Your child doesn’t expect to lose their job, or get divorced, and they don’t expect that the real estate market will ever decline, but stuff happens.
The correct answer, in times of trouble, may be to sell the house, reduce expenses, and rent for a period of time until their situation improves.
However, if I’m the child and selling the house means I won’t be able to fully repay my parent’s loan, I may decide to hold on to the house until I’m back above water. I feel obligated to repay my parents, so I continue to own when I should be selling. The house becomes an anchor, holding me in place when I need to move. I’m trapped.

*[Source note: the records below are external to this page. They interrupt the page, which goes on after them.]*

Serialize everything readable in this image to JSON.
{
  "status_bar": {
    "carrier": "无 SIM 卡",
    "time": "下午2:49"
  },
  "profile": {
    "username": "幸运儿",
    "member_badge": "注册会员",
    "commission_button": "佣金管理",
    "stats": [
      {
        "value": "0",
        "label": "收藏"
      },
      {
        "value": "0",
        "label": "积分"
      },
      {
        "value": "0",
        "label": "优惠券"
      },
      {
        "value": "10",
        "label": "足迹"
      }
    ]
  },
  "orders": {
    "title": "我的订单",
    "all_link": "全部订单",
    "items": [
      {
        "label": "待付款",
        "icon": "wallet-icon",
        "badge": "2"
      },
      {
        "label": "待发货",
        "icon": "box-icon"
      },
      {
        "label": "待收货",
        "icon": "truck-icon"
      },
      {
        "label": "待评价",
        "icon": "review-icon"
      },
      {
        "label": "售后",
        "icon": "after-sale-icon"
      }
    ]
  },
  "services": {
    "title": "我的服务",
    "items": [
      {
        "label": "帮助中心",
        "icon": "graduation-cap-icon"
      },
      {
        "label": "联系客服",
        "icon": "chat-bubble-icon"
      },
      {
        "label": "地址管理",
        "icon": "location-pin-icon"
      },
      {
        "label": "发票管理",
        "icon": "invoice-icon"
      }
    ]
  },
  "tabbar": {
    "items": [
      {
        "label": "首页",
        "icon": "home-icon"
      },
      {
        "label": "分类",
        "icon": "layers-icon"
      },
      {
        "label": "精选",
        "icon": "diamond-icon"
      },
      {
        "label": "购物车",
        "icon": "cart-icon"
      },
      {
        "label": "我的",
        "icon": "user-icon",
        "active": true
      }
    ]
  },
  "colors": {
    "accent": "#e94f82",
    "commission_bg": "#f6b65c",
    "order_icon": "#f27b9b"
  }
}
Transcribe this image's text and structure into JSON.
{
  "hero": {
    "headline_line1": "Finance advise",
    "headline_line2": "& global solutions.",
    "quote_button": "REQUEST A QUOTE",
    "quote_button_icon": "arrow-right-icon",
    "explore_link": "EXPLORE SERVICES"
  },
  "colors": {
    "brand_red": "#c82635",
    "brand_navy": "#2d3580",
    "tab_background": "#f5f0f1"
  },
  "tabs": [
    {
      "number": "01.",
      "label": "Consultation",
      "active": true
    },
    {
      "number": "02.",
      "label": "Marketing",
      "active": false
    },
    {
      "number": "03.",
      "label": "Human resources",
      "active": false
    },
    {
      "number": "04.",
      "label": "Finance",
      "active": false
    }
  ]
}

If house prices go up, and junior gets a promotion at work and has a long and successful marriage, your second mortgage will be repaid, with interest, and everyone will live happily ever after. That would be great.
However, if junior gets transferred to another city and has to sell the house, quickly, at a loss, and is not able to fully repay your loan, you have a problem. If junior gets divorced or loses his job or if the real estate market corrects, junior may not be able to repay your loan in full. Now junior feels bad, you are upset, and the other kids are worried that you won’t be able to help when they need your assistance.

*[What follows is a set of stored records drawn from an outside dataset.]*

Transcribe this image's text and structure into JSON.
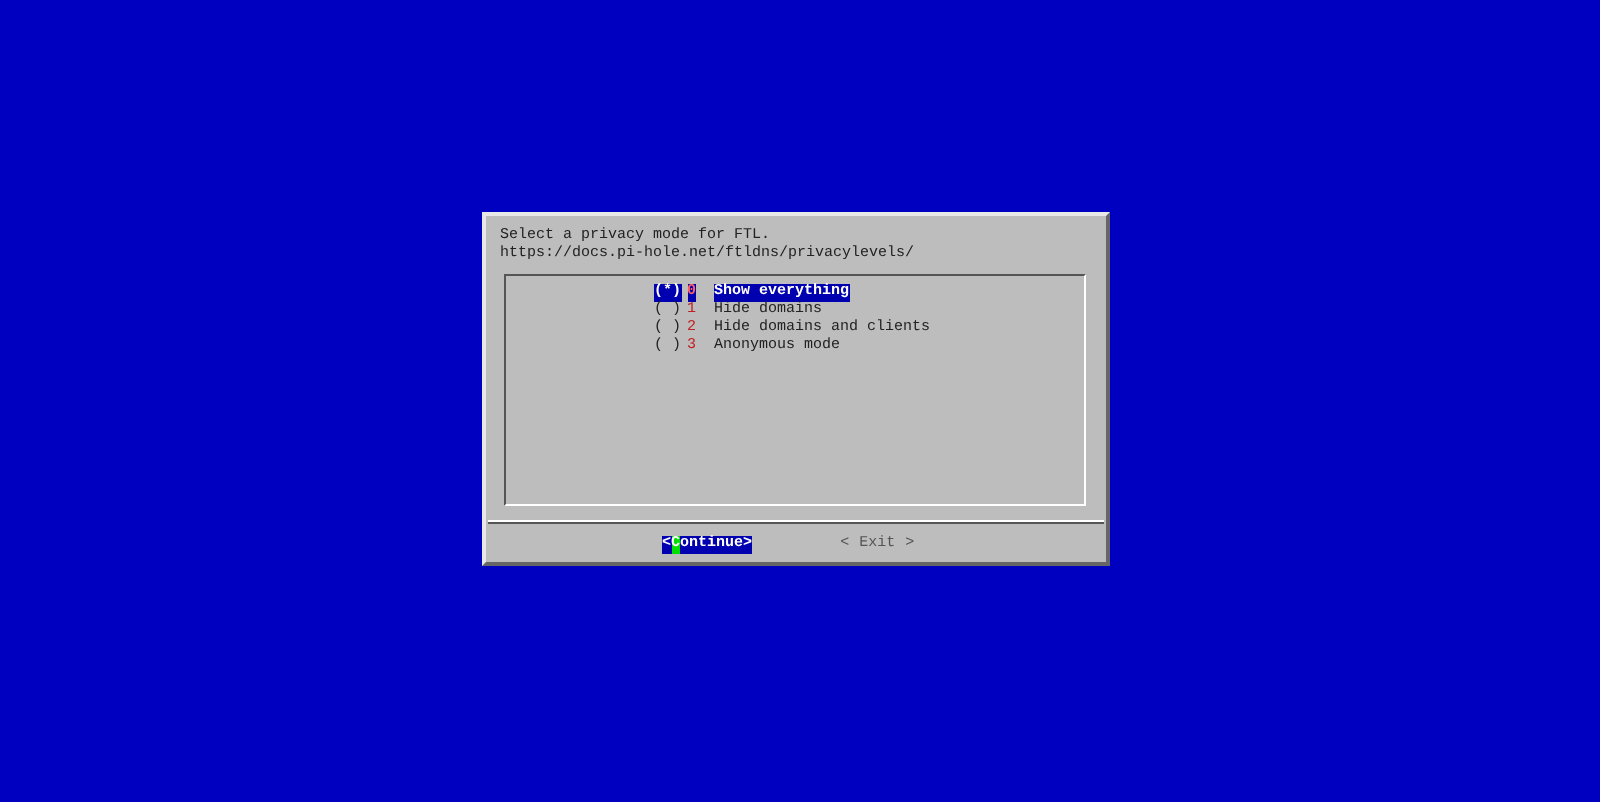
{
  "prompt": [
    "Select a privacy mode for FTL.",
    "https://docs.pi-hole.net/ftldns/privacylevels/"
  ],
  "options": [
    {
      "radio": "(*)",
      "tag": "0",
      "label": "Show everything",
      "selected": true
    },
    {
      "radio": "( )",
      "tag": "1",
      "label": "Hide domains",
      "selected": false
    },
    {
      "radio": "( )",
      "tag": "2",
      "label": "Hide domains and clients",
      "selected": false
    },
    {
      "radio": "( )",
      "tag": "3",
      "label": "Anonymous mode",
      "selected": false
    }
  ],
  "buttons": [
    {
      "left": "<",
      "hotkey": "C",
      "rest": "ontinue",
      "right": ">",
      "selected": true
    },
    {
      "left": "<",
      "hotkey": "E",
      "rest": "xit",
      "right": ">",
      "selected": false
    }
  ]
}
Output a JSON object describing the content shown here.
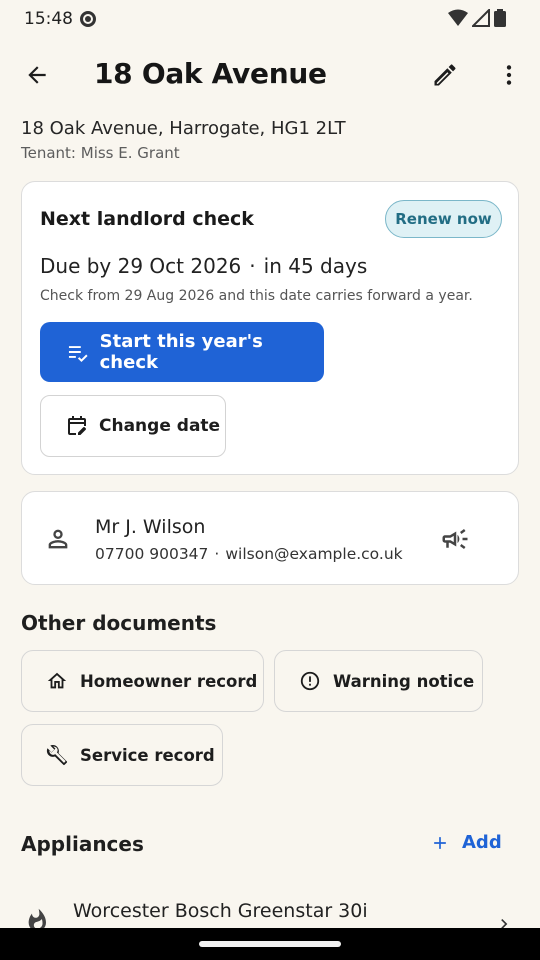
{
  "status_bar": {
    "time": "15:48"
  },
  "app_bar": {
    "title": "18 Oak Avenue"
  },
  "property": {
    "address": "18 Oak Avenue, Harrogate, HG1 2LT",
    "tenant": "Tenant: Miss E. Grant"
  },
  "check_card": {
    "title": "Next landlord check",
    "badge": "Renew now",
    "due": "Due by 29 Oct 2026",
    "separator": "·",
    "days": "in 45 days",
    "note": "Check from 29 Aug 2026 and this date carries forward a year.",
    "start_label": "Start this year's check",
    "change_label": "Change date"
  },
  "contact": {
    "name": "Mr J. Wilson",
    "phone": "07700 900347",
    "separator": "·",
    "email": "wilson@example.co.uk"
  },
  "other_documents": {
    "title": "Other documents",
    "items": [
      "Homeowner record",
      "Warning notice",
      "Service record"
    ]
  },
  "appliances": {
    "title": "Appliances",
    "add_label": "Add",
    "items": [
      "Worcester Bosch Greenstar 30i"
    ]
  },
  "colors": {
    "background": "#f9f6ef",
    "primary": "#1f63d6",
    "badge_bg": "#dff1f5",
    "badge_text": "#226d84"
  }
}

The Bail Out
There is a final category of help that I see all too often: The Bail Out.
Amanda Was Overstretched, and Her Parents Paid For It
Amanda’s parents gave her a 5% down payment so she could buy a house. The maintenance costs were more than Amanda expected, but she managed by using her line of credit to pay the bills. Then Amanda lost her job and got behind on her mortgage, so her parents gave her the money to catch up on the mortgage, but they didn’t have enough money to help her catch up on the property taxes, and when the basement flooded Amanda didn’t have the money to make the repairs, so she ended up selling the house at a loss. She was not able to repay her parents for the down payment or any of the bail out money.
Again, this is a very common story. It is not uncommon to help someone pay their debts, only to lose the house anyway.
Buying a house with 5% down is a recipe for disaster. If the real estate commissions will be 5% when you sell the house, you have no equity, so no margin for error. You can’t afford any surprises, like a leaky roof or flooded basement.
When you are that close to the edge, money to cover extra costs is usually throwing good money after bad. It was probably inevitable that Amanda would lose the house, so her parents did her no favors by delaying the inevitable. She should have sold the house sooner, and that would have saved her parents a lot of money, and grief.
It’s your money, so consider the future carefully before financially assisting friends and family.
So let’s wrap this up with my practical advice.
The Helping Family Checklist
The simple solution is don’t loan anyone any money. If you really want to help, give them a gift with no expectation of repayment.
Whether it’s a gift or a loan, before you do anything, answer these three questions:
Can I afford to help? This question is critical. If you will need to borrow to help your family, you can’t afford it. The answer is no. You can’t afford to help, and helping out will only put you in deep trouble, and may even lead to your own bankruptcy.
Will helping them financially really help long term? Giving your kid the money for a 5% down payment to buy a house they can’t afford is harming, not helping. At its best you are enabling bad financial decision making, at its worse you’re setting them up for further financial disaster. Don’t do it.
If I decide to help, how can I protect myself? Registering a second mortgage after loaning the money may protect you if the house must be sold, but if they divorce or can’t make the payments you may still incur some costs to collect.
I know of many families who have been irreparably harmed by “helping out”, and that’s why, if possible, I suggest you avoid loaning family members money.
My final piece of advice:
Think about Thanksgiving, or Christmas, or whatever the next family gathering will be: will your financial help bring everyone closer together, or cause more stress?
It’s your money, so it’s your decision.